TASK PROMPT - From the records below, copy out each line that has the word "branch".

DATA RECORDS -
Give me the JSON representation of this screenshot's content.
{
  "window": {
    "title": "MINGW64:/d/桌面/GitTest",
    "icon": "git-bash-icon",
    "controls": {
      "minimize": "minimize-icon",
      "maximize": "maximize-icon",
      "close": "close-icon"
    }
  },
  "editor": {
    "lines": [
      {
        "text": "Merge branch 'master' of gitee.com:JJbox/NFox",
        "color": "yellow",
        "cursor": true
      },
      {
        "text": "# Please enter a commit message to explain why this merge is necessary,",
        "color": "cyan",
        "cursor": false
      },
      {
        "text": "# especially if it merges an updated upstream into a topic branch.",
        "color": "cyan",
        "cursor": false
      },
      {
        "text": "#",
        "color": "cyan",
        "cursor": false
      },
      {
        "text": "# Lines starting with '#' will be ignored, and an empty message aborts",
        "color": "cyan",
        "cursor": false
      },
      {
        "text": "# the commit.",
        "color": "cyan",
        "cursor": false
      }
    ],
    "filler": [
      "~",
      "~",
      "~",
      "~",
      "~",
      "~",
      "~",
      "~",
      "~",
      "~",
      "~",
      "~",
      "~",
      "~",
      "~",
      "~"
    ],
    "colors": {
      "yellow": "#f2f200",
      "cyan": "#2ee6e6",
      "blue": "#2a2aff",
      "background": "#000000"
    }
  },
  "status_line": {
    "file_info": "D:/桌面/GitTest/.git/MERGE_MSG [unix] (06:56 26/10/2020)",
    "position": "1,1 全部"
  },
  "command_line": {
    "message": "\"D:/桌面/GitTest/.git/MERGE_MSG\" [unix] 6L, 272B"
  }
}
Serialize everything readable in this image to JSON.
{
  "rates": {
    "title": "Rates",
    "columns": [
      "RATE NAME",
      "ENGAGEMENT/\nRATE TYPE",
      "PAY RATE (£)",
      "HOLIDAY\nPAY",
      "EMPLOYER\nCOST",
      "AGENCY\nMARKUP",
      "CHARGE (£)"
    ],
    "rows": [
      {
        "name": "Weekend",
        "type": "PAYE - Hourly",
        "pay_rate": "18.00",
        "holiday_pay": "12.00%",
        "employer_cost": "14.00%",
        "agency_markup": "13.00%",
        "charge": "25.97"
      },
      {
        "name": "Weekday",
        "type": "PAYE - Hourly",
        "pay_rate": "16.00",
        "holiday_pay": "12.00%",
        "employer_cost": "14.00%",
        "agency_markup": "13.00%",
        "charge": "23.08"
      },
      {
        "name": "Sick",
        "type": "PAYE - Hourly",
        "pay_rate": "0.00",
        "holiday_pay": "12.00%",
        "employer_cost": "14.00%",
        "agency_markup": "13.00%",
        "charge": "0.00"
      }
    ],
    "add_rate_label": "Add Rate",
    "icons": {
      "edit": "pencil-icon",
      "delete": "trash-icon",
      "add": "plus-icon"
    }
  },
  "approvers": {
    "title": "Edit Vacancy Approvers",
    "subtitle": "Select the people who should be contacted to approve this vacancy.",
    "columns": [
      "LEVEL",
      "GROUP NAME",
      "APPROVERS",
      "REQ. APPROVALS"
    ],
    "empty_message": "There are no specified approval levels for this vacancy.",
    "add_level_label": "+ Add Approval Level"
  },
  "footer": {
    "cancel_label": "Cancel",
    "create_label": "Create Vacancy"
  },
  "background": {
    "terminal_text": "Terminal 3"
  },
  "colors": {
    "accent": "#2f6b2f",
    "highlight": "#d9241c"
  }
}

TASK OUTPUT -
        "text": "Merge branch 'master' of gitee.com:JJbox/NFox",
        "text": "# especially if it merges an updated upstream into a topic branch.",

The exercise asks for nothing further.